The weekend saw multiple attacks in western Ukraine, which has been a relative safe haven for many diplomats, refugees and journalists over the past month. Russian strikes hit several strategic locations in Lviv, mainly fuel storage and military repair facilities. And missiles also hit as President Biden was speaking just across the border in Poland, an incident Lviv's mayor described as "a hello to Biden."
Amid the fallout from Biden's speech, Ukrainians are focused on the substance
The president spoke in Warsaw on Saturday and allegedly went off-script to denounce Russian President Vladimir Putin in what many observers interpreted as a call for regime change (which the White House quickly denied).
"For God's sake, this man cannot remain in power," Biden said, a line that reportedly wasn't in his prepared remarks and appeared poised to overshadow his entire European trip.
Nadworny says most Ukrainians were focused on the substance of his speech — in which he reasserted solidarity with Ukraine and described the impact of economic sanctions on Russia — and are actually disappointed.
For example, they want a no-fly zone to prevent Russian forces from bombing their country, an idea that NATO and the U.S. have said is off the table. Ukrainian President Volodymyr Zelenskyy appealed to Western leaders again after the speech for more help and more sophisticated anti-aircraft systems.
The humanitarian crisis continues
Meanwhile, the U.N. says that more than 3 million people have been forced to flee Ukraine, with some 10 million displaced from their homes.
Ukrainian officials are working to establish more evacuation routes. They had some success over the weekend, helping civilians escape from places like Mariupol.
Alina Beskrovna fled Mariupol after being trapped there for weeks. She shared her story with NPR's Debbie Elliot and spoke about sheltering in a basement with dozens of people, cooking over an open fire and eating lunch by flashlight.
"We would haul water from a well about 3 miles away," she said. "We would cook on open fires.
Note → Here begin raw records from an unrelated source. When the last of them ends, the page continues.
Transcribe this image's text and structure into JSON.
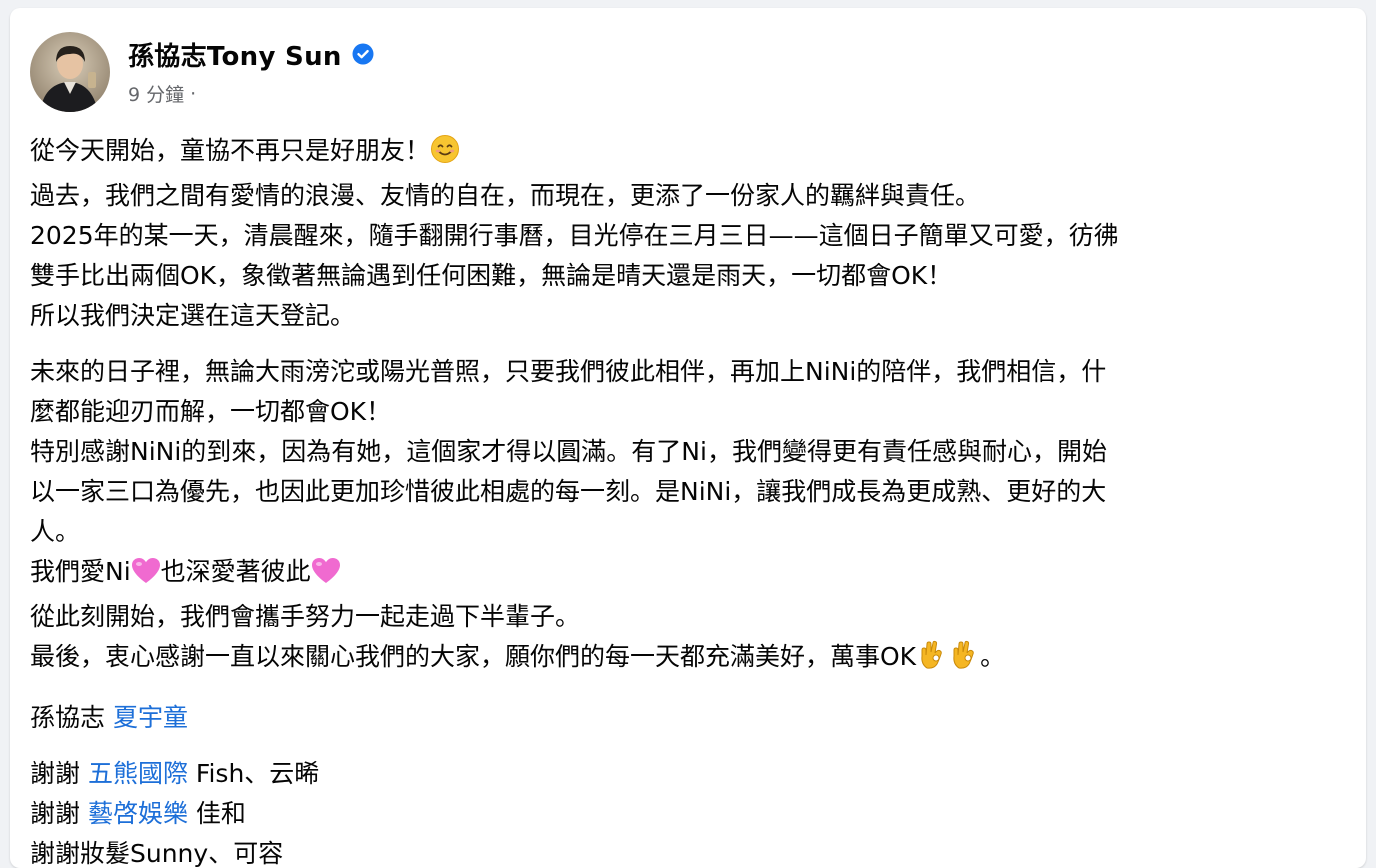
{
  "post": {
    "author": "孫協志Tony Sun",
    "time": "9 分鐘",
    "separator": "·",
    "verified_icon": "verified-badge-icon",
    "colors": {
      "link": "#1d6fd8",
      "verified": "#1877f2",
      "meta": "#65676b",
      "text": "#050505"
    }
  },
  "content": {
    "p1": {
      "l1": "從今天開始，童協不再只是好朋友！",
      "l1_emoji": "smiling-face-icon",
      "l2": "過去，我們之間有愛情的浪漫、友情的自在，而現在，更添了一份家人的羈絆與責任。",
      "l3": "2025年的某一天，清晨醒來，隨手翻開行事曆，目光停在三月三日——這個日子簡單又可愛，彷彿",
      "l4": "雙手比出兩個OK，象徵著無論遇到任何困難，無論是晴天還是雨天，一切都會OK！",
      "l5": "所以我們決定選在這天登記。"
    },
    "p2": {
      "l1": "未來的日子裡，無論大雨滂沱或陽光普照，只要我們彼此相伴，再加上NiNi的陪伴，我們相信，什",
      "l2": "麼都能迎刃而解，一切都會OK！",
      "l3": "特別感謝NiNi的到來，因為有她，這個家才得以圓滿。有了Ni，我們變得更有責任感與耐心，開始",
      "l4": "以一家三口為優先，也因此更加珍惜彼此相處的每一刻。是NiNi，讓我們成長為更成熟、更好的大",
      "l5": "人。",
      "l6a": "我們愛Ni",
      "l6b": "也深愛著彼此",
      "l7": "從此刻開始，我們會攜手努力一起走過下半輩子。",
      "l8a": "最後，衷心感謝一直以來關心我們的大家，願你們的每一天都充滿美好，萬事OK",
      "l8b": "。"
    },
    "signature": {
      "name": "孫協志",
      "tag": "夏宇童"
    },
    "thanks": [
      {
        "prefix": "謝謝 ",
        "tag": "五熊國際",
        "suffix": " Fish、云晞"
      },
      {
        "prefix": "謝謝 ",
        "tag": "藝啓娛樂",
        "suffix": " 佳和"
      },
      {
        "prefix": "謝謝妝髮Sunny、可容",
        "tag": "",
        "suffix": ""
      }
    ]
  }
}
Under very heavy shelling, we stayed in the most inner part of the basement just hoping to survive."